    That's because Ken Harris is perhaps most famous for the catch of a 564-pound tiger shark taken on 15-pound line.

    Such lessons haven't been lost on the younger Harris.

    In fact, Clay — who hopes to one day compete in a tournament like the "Mad Fin" series against his famous father — admits that he gets a special thrill out of seeing a big Keys' shark like a nasty tempered bull shark on the prowl.

    "It's real fun to see a bull shark attack the boat," Clay said. "When they get around 300 pounds, a bull shark will do that."

    "They'll bite the boat, head butt it, or even bite a big nurse shark on the back," he added. "They're just a mean fish."

    "They're real fun to watch … as long as you're in a big enough boat, I guess."

    If that sounds up close and personal, that's the whole point of this unique angling series says Tim Schick, producer of the "Mad Fin" series.

    "From the inception of the tournament series, we wanted to bring it (the action) much closer to the audience," Schick said. "We wanted to put the audience right in the action."

    So much so that if you'll watch the series' footage closely enough, you'll actually see a moment when a shark nips at an ESPN Outdoors television camera!

    After that brief "love-tap" from "Jaws," the camera actually went off-line momentarily leading to the question: technical difficulty … or operator malfunction?

    Schick isn't telling.

    But such action is exactly why ESPN Outdoors' viewers keep coming back for more catch-and-release shark fishing action.

    "Sharks, there is no getting around it — they can bite you, they can hurt you," Schick said.

    Even so, Schick says that what sets this shark tournament series apart from nearly all of its predecessors is a commitment to make sure that these toothy creatures are turned loose to swim another day.

    Stepping aside from the "slay the beast" format of many previous shark tournaments, the goal of "Mad Fin" has been to provide gripping footage via on-board cameras, underwater pole cameras, and overhead aerial shots.

    With a five foot minimum length limit — the length must be verified on camera — and a points system that sees points awarded for hook removal and for catching more difficult species like bull sharks, the producer is convinced that the first run of the "Mad Fin" series has been a success.

    "I think we have shown that it can be done," Schick said.

    Moore agrees.

    In fact, redfish notwithstanding, he admits that he already looking forward to another run of catch-and-release shark fishing on the Deuce.

    "It was a great experience," Moore said.

    "I'm already ready to come back — I've got my bags packed and ready to go."

  • For more information on Key Limey Charters, call 305-293-1814 or visit www.keylimey.com.
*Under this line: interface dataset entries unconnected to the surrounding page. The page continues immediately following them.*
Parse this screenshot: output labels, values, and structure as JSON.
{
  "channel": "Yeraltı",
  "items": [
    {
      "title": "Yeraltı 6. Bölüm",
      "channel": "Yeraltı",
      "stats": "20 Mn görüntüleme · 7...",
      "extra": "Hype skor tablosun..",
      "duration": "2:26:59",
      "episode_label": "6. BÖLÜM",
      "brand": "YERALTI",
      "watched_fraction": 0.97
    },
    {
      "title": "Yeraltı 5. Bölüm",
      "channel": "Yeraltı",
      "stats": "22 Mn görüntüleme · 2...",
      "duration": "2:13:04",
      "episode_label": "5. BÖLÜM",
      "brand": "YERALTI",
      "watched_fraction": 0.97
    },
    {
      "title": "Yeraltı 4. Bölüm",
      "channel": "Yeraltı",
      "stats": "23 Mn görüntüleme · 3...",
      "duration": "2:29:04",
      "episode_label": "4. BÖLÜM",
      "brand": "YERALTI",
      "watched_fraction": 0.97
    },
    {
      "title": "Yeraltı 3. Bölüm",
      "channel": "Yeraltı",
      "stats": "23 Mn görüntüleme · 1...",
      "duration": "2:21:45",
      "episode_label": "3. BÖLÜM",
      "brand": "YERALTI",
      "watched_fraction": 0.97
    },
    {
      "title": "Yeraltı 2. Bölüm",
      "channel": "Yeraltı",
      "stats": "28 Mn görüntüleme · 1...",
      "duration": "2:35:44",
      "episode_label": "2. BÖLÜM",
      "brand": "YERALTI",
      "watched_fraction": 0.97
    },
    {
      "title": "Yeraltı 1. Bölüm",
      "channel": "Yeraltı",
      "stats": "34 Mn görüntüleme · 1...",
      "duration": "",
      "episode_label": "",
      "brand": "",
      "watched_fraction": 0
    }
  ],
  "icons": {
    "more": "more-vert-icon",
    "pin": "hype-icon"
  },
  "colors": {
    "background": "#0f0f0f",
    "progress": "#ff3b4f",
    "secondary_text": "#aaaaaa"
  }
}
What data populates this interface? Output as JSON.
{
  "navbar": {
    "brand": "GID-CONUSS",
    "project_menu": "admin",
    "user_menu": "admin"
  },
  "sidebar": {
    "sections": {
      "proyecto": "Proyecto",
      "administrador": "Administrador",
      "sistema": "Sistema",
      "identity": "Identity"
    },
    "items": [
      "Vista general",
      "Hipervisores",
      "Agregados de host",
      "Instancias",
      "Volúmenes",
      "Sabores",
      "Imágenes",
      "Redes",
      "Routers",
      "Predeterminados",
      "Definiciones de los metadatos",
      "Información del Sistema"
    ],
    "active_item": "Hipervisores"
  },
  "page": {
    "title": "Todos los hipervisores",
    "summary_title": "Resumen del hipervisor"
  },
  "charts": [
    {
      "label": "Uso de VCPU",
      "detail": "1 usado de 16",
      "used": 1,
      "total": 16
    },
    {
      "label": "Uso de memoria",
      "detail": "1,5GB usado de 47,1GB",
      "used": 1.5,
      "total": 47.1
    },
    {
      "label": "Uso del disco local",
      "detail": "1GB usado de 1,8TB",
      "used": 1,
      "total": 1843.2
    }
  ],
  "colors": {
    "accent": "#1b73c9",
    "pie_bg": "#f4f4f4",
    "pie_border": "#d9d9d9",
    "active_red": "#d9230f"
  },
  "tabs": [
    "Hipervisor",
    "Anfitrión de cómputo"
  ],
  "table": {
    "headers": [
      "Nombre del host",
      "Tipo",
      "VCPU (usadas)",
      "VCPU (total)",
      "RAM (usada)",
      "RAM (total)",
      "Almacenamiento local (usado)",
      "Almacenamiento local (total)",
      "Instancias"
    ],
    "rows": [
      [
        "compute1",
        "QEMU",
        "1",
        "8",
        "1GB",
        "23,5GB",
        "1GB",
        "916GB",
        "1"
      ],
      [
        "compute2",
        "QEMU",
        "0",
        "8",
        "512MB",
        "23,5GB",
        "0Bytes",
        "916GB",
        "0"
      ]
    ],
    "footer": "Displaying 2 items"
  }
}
For Key West Sport Fishing guide service, phone 305-294-8843 or visit www.fishfinesse.com. And for Tarponman Guide Service, call 941-637-5710 or visit www.tarponman.com.